Where an entry contains an image, skip the image and print the rest exactly.
* * * * * * * * *
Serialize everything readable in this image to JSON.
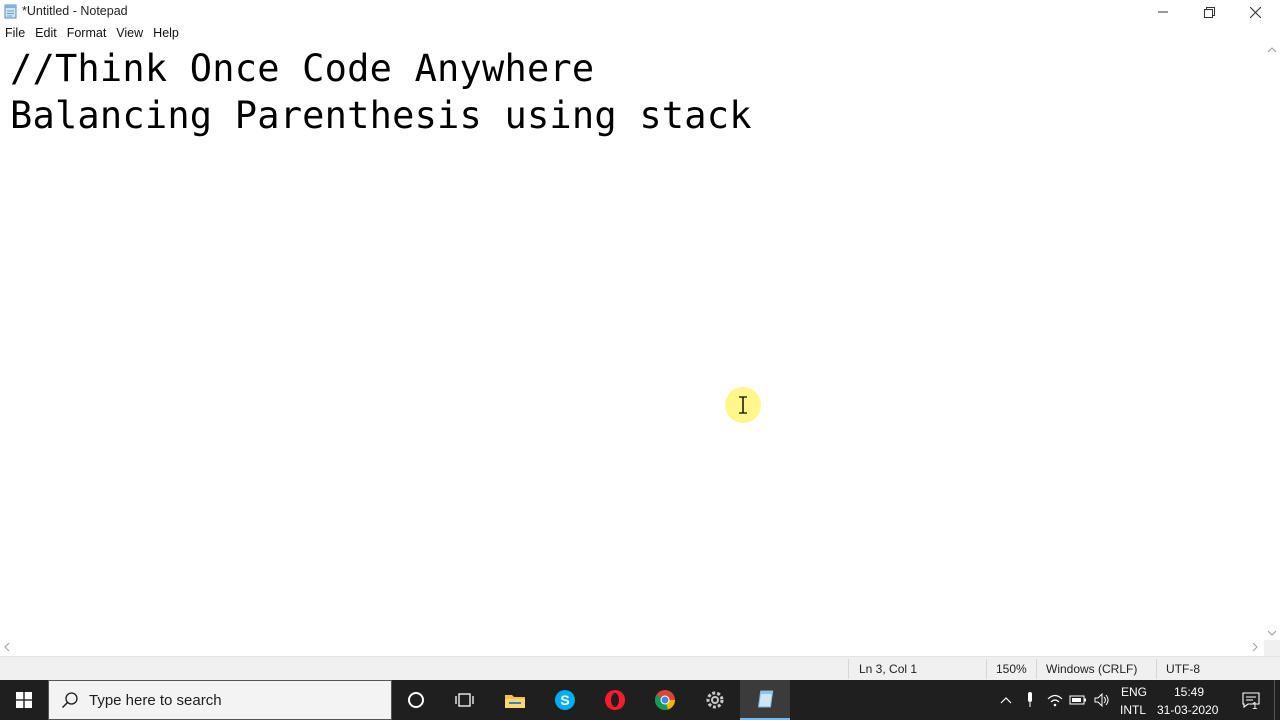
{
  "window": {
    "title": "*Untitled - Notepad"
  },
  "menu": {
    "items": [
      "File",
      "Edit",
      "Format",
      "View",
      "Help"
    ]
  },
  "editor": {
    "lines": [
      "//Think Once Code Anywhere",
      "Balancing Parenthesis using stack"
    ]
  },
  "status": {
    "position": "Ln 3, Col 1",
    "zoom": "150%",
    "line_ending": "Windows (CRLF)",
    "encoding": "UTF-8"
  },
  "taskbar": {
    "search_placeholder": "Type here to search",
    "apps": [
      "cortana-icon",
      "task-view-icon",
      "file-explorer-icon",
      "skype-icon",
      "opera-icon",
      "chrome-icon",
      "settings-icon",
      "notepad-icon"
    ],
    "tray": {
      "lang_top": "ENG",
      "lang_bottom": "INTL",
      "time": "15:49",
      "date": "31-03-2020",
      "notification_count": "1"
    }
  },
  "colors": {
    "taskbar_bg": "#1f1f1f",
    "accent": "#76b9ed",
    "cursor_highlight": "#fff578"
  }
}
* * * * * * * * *
**Written solution**
Serialize everything readable in this image to JSON.
{
  "window": {
    "title": "*Untitled - Notepad"
  },
  "menu": {
    "items": [
      "File",
      "Edit",
      "Format",
      "View",
      "Help"
    ]
  },
  "editor": {
    "lines": [
      "//Think Once Code Anywhere",
      "Balancing Parenthesis using stack"
    ]
  },
  "status": {
    "position": "Ln 3, Col 1",
    "zoom": "150%",
    "line_ending": "Windows (CRLF)",
    "encoding": "UTF-8"
  },
  "taskbar": {
    "search_placeholder": "Type here to search",
    "apps": [
      "cortana-icon",
      "task-view-icon",
      "file-explorer-icon",
      "skype-icon",
      "opera-icon",
      "chrome-icon",
      "settings-icon",
      "notepad-icon"
    ],
    "tray": {
      "lang_top": "ENG",
      "lang_bottom": "INTL",
      "time": "15:49",
      "date": "31-03-2020",
      "notification_count": "1"
    }
  },
  "colors": {
    "taskbar_bg": "#1f1f1f",
    "accent": "#76b9ed",
    "cursor_highlight": "#fff578"
  }
}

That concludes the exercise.